Tipping isn’t necessary but Huccalily tipped everywhere because her Indonesian friend tips. In general, I feel that if the country doesn’t practise tipping, then don’t tip. This is because (1) it is degrading to people who receive tips as if their jobs aren’t as good as yours and (2) it cultivates a bad habit to the people who receive tips as they expect you to reward them for something that is their job.
Depending on your budget, you can live from as little as 300, 000 rp a day ($40).
Eating in Jakarta
Like Shanghai and Tokyo, smoking is allowed in restaurants so request for a non-smoking area. They don’t serve free water, so you’ll have to order drinks.
Getting Around Jakarta
The subway is targeted to complete building in 2015.

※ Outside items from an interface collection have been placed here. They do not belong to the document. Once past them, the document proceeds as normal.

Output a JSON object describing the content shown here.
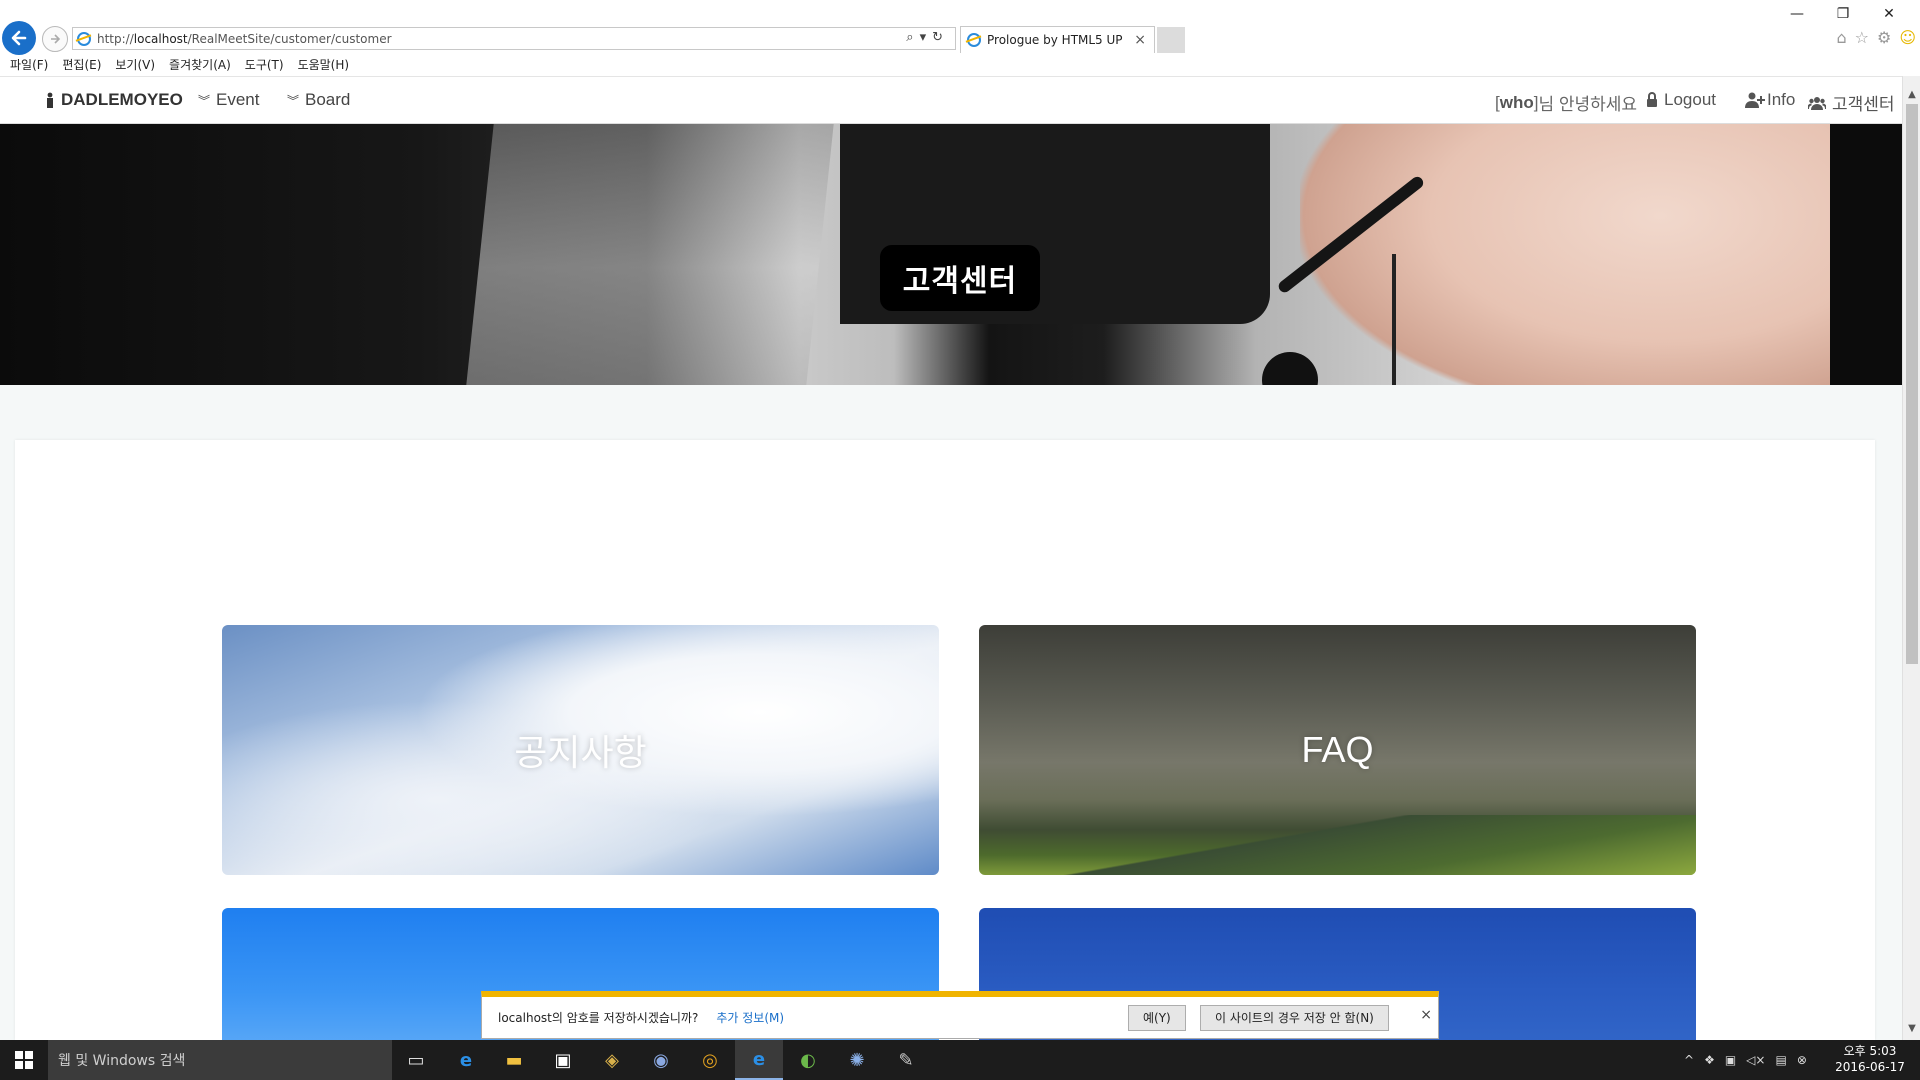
{
  "browser": {
    "url_prefix": "http://",
    "url_host": "localhost",
    "url_path": "/RealMeetSite/customer/customer",
    "tab_title": "Prologue by HTML5 UP",
    "tab_close": "×",
    "addr_tools": "⌕▾↻",
    "window_controls": {
      "minimize": "—",
      "restore": "❐",
      "close": "✕"
    },
    "menu": [
      "파일(F)",
      "편집(E)",
      "보기(V)",
      "즐겨찾기(A)",
      "도구(T)",
      "도움말(H)"
    ]
  },
  "site_nav": {
    "brand": "DADLEMOYEO",
    "event": "Event",
    "board": "Board",
    "greeting_user": "who",
    "greeting_text": "님 안녕하세요",
    "logout": "Logout",
    "info": "Info",
    "customer_center": "고객센터"
  },
  "hero": {
    "title": "고객센터"
  },
  "cards": [
    {
      "label": "공지사항"
    },
    {
      "label": "FAQ"
    },
    {
      "label": ""
    },
    {
      "label": ""
    }
  ],
  "password_bar": {
    "message": "localhost의 암호를 저장하시겠습니까?",
    "more_info": "추가 정보(M)",
    "yes": "예(Y)",
    "never": "이 사이트의 경우 저장 안 함(N)",
    "close": "×"
  },
  "taskbar": {
    "search_placeholder": "웹 및 Windows 검색",
    "time": "오후 5:03",
    "date": "2016-06-17"
  },
  "colors": {
    "ie_blue": "#1a6fc9",
    "notification_accent": "#f0b400",
    "taskbar": "#1c1c1c"
  },
  "icons": [
    "back-arrow-icon",
    "forward-arrow-icon",
    "ie-icon",
    "search-icon",
    "refresh-icon",
    "home-icon",
    "star-icon",
    "gear-icon",
    "smiley-icon",
    "user-icon",
    "lock-icon",
    "user-plus-icon",
    "users-icon",
    "chevron-double-down-icon",
    "windows-logo-icon"
  ]
}
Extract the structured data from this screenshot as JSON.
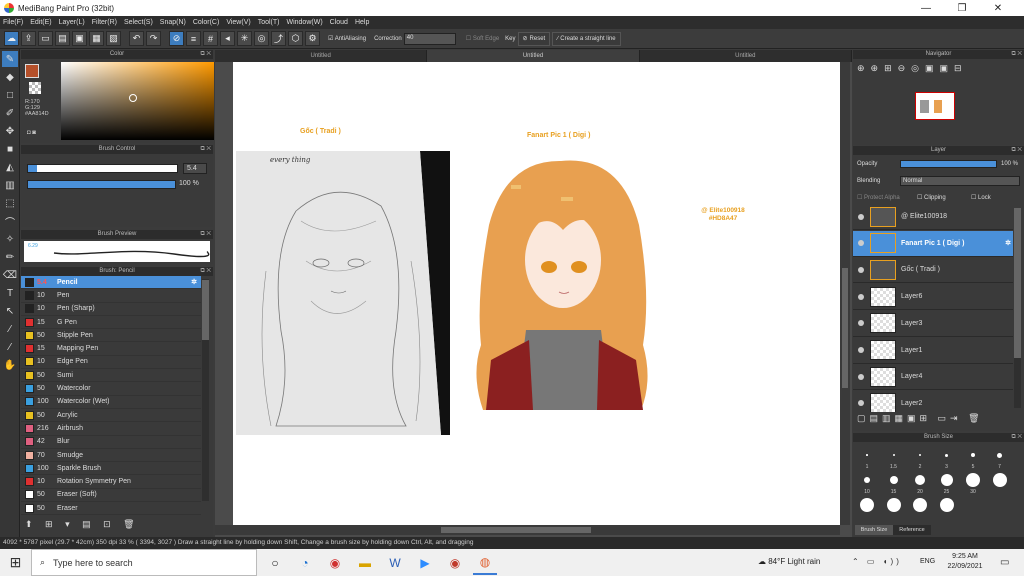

It is not worth figuring how to take the bus for a 3-day trip but you may want to take note of Line 1, the Red Line (click to enlarge). It runs through major tourist attractions. The bus is actually very fun to take and quite comfortable. Unlike Singapore which has bus lanes on the most left, their bus lanes are in the middle of the road. The stops are on a raised platform, so it’s like taking a ferry. There is a station control that you buy the tickets and enter (like MRT). All journeys cost 3500rp (less than S$0.50), whether it’s just one stop or from one end to the other. Because vehicles are prohibited in bus lanes, buses may be the fastest transport in Jakarta.
The most comfortable and perhaps safest transport is to take taxis which are really quite inexpensive. 6000 rp (less than S$1!) when you hop on, and it’s usually around 20, 000 – 50, 000 rp (S$2-$6). Take only Blue Bird, which is blue in color and has wings for the logo. Beware of imitations.
The other transport you can try for short distances is the bajaj, like a three-wheel motorbike or like the Bangkok tuktuk. Each trip should cost about 10000-20000 rp (S$1.50-$3).
Inside the Bajaj
(Click map to enlarge)
Jakarta is divided into 3 parts:
1. North Jakarta (from the sea to Monas): tourist attractions.
2. Mid Jakarta (from Monas to Grand Indonesia Shopping Town): Shopping and business
3. South Jakarta: food and clubbing.
Where to Stay in Jakarta
Depending on your purpose (see above “orientation”), pick your hotel accordingly. My advice is pick mid Jakarta where Grand Indonesia Shopping Town is.
We rented Casablanca Mansions at about $$100 a night, which is a residential apartment at South Jakarta beside Kota Casablanca Mall. Overlooking the city, it has three rooms, two bathrooms, a kitchenette and a living room. 5 people can comfortably live here. It is quite old but everything else was fine.
Jakarta Itinerary Part II: Sightseeing and Food Day
Jakarta Itinerary Part III: Shopping and More Food Day
Written by A. Nathanael Ho.